It came with front and side air bags, ABS, air conditioning, a CD player, and a 60/40 fold-down rear seat.

For my purposes, the only thing missing was cruise control, a feature I've conditioned myself to use both on long stretches of highway and on heavily patrolled secondary roads where it's easy to exceed posted speed limits.

Also missing was the stigma of driving a Rio. I remember driving down the road in one of the original Rios -- a copper-colored sedan -- and feeling as if everyone was staring, out of sympathy or out of ridicule.

No longer.

The 1.6-liter, in-line four had no trouble merging on the highway or keeping up with traffic. My simple ''Is it underpowered?" test is to find a hilly road like Route 1 between Topsfield and Ipswich. If it's downshifting to make it up the hills, it's laboring. The Rio handled the task with ease. It didn't exactly have a performance suspension, but it was more than adequate for daily driving.

Finding a comfortable driving position was easy with the eight-way manually adjustable driver's seat. The inside was basic cloth and plastic, but without looking cheap. Controls were logically located and simple to use.

Trunk space was adequate and squared off, with fold-down rear seats offering additional carrying capacity in a pinch.

The middle to high end of the compact sedan market can bring you more in the way of performance and amenities: the Honda Civic, Mazda3, and VW Golf (now Rabbit) or Jetta, for example. And the near-luxury Audi A4 and BMW 3 Series are also considered compact sedans.

But you can spend more than twice as much and not get any more economy or reliability than what the Rio offers. And Kia retains its 10-year, 100,000-mile powertrain warranty.
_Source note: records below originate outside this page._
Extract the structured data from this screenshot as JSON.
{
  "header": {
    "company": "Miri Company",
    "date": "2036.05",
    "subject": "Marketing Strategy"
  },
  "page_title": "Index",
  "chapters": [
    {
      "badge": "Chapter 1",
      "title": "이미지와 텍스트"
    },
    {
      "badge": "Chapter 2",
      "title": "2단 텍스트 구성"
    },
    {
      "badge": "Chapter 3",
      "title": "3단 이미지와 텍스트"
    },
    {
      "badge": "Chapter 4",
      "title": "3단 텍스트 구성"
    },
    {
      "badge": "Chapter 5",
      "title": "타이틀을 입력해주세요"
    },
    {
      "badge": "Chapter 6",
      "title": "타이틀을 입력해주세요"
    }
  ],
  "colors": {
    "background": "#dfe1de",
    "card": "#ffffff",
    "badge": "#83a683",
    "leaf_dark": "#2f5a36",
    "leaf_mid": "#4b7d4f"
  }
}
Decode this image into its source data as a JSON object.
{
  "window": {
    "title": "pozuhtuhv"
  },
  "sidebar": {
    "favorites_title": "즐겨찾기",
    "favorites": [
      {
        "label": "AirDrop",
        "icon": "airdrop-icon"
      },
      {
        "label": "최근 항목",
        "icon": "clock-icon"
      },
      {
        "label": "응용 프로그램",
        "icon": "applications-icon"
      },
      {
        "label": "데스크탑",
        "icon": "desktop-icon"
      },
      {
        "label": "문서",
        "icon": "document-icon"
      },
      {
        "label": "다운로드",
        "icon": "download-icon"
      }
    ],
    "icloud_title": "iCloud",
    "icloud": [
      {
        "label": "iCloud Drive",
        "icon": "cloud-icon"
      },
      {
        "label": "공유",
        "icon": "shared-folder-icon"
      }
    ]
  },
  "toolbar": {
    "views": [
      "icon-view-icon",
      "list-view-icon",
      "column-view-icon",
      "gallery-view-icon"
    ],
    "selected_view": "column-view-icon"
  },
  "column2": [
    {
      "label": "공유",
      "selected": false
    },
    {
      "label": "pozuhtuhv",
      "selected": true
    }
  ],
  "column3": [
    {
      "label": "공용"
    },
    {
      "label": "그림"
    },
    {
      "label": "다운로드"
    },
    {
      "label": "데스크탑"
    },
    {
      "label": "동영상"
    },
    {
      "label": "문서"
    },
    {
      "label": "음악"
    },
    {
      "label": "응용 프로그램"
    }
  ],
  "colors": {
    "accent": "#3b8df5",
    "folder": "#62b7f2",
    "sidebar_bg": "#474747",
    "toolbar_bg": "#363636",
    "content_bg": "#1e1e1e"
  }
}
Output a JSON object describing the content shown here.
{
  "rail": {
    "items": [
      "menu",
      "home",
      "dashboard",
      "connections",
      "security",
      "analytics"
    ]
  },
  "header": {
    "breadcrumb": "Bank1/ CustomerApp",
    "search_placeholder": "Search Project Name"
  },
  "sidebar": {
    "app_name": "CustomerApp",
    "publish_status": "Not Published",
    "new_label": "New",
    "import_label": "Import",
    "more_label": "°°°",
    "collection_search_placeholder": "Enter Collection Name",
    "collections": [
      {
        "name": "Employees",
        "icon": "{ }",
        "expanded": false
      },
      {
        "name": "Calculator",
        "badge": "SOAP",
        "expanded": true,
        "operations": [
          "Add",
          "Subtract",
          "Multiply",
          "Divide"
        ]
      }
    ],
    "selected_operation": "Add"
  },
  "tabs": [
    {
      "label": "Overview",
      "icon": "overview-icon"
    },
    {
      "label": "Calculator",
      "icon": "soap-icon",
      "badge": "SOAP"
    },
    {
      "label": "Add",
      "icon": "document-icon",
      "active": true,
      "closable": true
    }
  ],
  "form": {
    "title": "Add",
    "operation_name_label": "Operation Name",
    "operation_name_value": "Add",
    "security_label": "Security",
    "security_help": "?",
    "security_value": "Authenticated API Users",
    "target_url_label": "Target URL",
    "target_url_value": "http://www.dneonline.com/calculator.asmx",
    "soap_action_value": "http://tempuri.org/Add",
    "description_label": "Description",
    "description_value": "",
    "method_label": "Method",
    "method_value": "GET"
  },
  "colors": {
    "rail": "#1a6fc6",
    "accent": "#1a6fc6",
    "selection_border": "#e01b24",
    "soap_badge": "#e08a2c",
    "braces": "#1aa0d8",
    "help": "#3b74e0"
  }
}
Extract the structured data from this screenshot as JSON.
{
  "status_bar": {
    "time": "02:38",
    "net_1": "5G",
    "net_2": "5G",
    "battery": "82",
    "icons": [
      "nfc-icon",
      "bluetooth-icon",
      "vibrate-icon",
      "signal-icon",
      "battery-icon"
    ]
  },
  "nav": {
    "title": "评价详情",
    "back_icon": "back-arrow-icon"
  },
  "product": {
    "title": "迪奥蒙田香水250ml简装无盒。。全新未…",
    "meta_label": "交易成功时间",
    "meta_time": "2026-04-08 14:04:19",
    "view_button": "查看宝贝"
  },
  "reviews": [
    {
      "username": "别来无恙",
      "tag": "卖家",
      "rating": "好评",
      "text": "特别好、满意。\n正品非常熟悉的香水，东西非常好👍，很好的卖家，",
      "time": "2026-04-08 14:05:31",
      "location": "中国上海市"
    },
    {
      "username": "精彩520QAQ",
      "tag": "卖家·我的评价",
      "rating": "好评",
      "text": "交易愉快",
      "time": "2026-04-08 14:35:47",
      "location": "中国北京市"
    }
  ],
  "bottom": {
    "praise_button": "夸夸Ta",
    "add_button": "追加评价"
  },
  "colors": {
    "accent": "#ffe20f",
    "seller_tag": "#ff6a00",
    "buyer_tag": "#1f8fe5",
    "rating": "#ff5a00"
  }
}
The company has backed its vehicles, something that's allowing it to stand out these days.

There's a pretty simple description for a package like the one Rio offers: a bargain.

2006 Kia Rio

THE BASICS

Base price/as tested: $13,295/$14,905

Fuel economy: 29 m.p.g. city/38 highway (EPA figures)

THE EARLY LINE

The baby of the Kia line has come a long way with this redesign for 2006. One welcome carry-over: the 10-year, 100,000-mile powertrain warranty.

THE SPECIFICS

Drivetrain: front-wheel drive

Seating: five passengers

Horsepower: 110

Torque: 107 lb.-ft.

Overall length: 166.9 inches

Wheelbase: 98.4 inches

Height: 57.9 inches

Width: 66.7 inches

Curb weight: 2,403 pounds

THE SKINNY

Nice touch: The eight-way driver's seat. Spend a few moments and you can find a comfortable driving position the old-fashioned way: manually. And top it off with great headroom, far better than what's found in more expensive models.

Annoyance: Maybe it's because the expectations weren't that high, but the nits were minor: the lack of cruise control and an engine that buzzed under a load.

Watch for: Kia seems to have sales momentum. These days, an economy sedan is a nice vehicle to have in the showroom.

SEARCH THE ARCHIVES